"ISPs are far more technically capable [than the typical end user] of detecting abusive traffic coming from unsuspecting users, and should develop and implement policies that allow them to collect and act on data pertaining to abuse," said Adam ODonnell, director of emerging technologies at Cloudmark, headquartered in San Francisco. "While this sort of activity may be a challenge, ISPs should engage their anti-abuse software providers and build partnerships to detect and implement remediation strategies."
"This may involve shunting the user off to a walled garden that informs them that their system is infected to blocking certain kinds of traffic using both network and content filtration," he added.
Meanwhile, Ben-Itzhak urged businesses and home users to utilize products that can provide real-time content inspection as opposed to signatures or reputation attributes as another layer of security.
"I would encourage the lawmakers to add companies that host malicious content to be responsible as well," he said. "If a hosting company was notified of hosting malicious code and that company did not take any action to remove it in a reasonable time, that hosting company should be responsible for serving the cybercrime as well."
Check out eWEEK.coms Security Center for the latest security news, reviews and analysis.
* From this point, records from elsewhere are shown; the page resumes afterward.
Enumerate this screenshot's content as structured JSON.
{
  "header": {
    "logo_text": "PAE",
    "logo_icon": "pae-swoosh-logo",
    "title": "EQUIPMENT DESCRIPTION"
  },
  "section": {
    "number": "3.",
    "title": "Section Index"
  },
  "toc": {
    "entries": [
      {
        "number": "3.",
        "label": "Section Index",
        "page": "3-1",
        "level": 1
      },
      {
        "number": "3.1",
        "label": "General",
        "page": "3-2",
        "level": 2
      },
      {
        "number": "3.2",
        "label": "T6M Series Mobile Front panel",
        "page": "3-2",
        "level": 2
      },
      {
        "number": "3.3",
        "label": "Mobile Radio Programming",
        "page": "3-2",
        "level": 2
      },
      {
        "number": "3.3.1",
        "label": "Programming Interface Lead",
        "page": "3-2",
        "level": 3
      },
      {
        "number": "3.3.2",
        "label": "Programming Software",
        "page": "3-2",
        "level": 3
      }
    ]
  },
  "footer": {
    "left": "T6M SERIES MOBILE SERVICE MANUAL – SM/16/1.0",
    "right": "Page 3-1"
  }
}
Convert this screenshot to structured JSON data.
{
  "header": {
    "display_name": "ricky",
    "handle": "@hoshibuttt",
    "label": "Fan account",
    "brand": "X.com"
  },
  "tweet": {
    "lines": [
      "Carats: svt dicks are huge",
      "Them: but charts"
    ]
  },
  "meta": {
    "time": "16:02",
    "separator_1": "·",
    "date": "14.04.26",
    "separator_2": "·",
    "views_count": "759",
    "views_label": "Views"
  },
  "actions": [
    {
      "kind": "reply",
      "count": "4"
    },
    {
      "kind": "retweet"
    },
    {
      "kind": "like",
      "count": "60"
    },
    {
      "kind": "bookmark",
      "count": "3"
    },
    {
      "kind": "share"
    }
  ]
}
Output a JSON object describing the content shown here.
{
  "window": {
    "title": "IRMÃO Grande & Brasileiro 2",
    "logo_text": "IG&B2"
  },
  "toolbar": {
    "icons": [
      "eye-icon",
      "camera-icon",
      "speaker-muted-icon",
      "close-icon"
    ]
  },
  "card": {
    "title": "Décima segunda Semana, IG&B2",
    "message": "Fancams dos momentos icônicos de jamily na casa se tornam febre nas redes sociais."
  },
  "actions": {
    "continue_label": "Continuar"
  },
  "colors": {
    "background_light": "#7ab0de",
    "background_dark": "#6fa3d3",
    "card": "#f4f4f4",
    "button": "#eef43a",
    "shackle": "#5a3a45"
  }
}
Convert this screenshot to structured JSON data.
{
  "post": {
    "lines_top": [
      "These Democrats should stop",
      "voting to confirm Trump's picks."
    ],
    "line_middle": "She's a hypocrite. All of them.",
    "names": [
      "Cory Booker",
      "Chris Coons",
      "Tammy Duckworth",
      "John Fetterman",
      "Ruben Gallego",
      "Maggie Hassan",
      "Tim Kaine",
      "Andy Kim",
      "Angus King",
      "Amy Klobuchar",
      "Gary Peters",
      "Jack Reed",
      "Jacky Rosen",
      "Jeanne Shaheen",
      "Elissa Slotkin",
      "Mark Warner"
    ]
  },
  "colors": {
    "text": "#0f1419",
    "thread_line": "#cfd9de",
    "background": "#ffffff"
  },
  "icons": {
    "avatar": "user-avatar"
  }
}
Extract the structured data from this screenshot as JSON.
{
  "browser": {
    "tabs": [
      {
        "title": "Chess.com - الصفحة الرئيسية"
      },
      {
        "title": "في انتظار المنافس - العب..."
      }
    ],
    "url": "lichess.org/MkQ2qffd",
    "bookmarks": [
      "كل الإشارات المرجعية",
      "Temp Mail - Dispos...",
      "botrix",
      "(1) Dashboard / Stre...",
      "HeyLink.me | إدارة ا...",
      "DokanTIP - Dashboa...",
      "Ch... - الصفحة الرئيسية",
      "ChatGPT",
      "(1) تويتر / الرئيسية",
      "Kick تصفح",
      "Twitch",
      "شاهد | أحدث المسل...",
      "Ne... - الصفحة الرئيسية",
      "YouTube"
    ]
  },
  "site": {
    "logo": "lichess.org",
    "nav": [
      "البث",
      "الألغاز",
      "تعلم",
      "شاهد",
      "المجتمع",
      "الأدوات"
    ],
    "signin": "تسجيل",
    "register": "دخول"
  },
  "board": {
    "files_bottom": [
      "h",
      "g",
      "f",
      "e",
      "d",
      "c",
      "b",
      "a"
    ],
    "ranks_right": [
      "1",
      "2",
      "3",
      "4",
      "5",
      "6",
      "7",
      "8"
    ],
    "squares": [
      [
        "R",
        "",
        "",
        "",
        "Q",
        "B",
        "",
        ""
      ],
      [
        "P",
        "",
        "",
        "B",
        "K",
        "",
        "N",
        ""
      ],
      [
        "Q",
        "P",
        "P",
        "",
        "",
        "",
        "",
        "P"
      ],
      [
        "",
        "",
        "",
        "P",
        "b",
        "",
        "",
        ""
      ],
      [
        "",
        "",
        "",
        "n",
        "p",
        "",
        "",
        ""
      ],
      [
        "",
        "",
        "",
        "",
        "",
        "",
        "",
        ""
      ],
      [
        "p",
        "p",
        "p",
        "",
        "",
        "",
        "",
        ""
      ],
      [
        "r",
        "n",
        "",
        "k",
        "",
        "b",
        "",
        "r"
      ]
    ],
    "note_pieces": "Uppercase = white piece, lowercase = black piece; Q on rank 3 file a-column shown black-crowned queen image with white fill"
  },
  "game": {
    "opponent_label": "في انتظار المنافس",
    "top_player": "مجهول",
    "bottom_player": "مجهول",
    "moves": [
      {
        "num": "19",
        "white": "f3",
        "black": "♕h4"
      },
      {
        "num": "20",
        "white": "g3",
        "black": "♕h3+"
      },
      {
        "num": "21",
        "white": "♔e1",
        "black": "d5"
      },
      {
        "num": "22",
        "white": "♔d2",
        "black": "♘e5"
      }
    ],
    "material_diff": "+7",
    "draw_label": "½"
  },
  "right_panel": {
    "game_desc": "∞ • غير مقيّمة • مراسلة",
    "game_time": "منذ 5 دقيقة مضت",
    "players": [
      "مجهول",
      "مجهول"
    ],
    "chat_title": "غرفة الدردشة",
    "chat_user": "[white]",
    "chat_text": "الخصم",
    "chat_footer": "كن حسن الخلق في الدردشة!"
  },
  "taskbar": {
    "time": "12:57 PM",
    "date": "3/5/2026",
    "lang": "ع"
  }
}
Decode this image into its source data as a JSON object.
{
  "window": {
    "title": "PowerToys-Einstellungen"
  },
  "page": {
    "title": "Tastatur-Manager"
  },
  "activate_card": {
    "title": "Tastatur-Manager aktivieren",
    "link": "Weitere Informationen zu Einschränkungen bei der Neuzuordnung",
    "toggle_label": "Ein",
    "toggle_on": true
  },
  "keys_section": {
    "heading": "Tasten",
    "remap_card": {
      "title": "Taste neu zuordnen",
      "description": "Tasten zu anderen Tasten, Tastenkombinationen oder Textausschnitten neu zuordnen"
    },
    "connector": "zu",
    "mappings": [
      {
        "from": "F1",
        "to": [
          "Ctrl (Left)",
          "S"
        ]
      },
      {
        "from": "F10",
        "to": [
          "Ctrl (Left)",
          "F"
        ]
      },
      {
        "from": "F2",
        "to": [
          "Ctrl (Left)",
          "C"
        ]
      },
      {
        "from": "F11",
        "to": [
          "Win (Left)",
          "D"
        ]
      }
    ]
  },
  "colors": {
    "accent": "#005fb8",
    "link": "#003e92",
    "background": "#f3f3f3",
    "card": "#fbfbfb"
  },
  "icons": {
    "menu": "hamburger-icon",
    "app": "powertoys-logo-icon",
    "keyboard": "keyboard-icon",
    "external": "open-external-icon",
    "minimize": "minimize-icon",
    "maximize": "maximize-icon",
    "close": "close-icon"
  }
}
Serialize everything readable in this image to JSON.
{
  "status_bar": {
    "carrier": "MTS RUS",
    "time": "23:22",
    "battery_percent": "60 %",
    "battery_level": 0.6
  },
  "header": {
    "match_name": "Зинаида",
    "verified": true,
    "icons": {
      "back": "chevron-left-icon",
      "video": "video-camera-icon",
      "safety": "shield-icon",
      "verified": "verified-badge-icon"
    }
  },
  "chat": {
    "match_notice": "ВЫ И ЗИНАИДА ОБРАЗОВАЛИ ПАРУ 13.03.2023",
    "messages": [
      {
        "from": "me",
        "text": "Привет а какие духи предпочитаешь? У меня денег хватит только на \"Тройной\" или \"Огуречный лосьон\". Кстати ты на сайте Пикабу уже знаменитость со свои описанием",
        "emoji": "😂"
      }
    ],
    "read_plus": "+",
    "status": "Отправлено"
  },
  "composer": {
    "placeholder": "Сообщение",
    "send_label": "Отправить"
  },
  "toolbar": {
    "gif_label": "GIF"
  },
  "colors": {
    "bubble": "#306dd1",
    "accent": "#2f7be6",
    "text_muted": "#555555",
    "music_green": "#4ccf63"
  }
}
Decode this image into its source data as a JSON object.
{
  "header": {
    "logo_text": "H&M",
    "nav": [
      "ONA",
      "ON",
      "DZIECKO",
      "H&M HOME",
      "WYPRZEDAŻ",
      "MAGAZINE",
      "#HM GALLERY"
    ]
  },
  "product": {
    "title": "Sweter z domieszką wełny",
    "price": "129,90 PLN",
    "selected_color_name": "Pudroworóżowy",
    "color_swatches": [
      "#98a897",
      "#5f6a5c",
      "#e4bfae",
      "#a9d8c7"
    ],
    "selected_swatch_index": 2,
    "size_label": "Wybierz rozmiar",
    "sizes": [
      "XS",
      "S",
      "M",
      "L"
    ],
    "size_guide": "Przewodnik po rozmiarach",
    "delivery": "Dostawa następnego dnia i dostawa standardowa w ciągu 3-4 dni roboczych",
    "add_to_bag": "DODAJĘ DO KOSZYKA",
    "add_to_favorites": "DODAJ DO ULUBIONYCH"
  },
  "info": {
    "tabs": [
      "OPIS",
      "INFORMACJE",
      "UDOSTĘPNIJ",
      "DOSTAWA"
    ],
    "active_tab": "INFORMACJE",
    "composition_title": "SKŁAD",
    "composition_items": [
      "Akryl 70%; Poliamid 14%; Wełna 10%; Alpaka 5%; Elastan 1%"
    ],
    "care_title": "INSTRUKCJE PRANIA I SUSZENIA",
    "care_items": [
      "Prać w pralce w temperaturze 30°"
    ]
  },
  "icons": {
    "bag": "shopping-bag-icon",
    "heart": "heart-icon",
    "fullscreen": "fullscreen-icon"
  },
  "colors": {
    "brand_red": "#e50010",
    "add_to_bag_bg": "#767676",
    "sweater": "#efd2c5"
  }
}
And for insights on security coverage around the Web, take a look at eWEEKs Security Watch blog.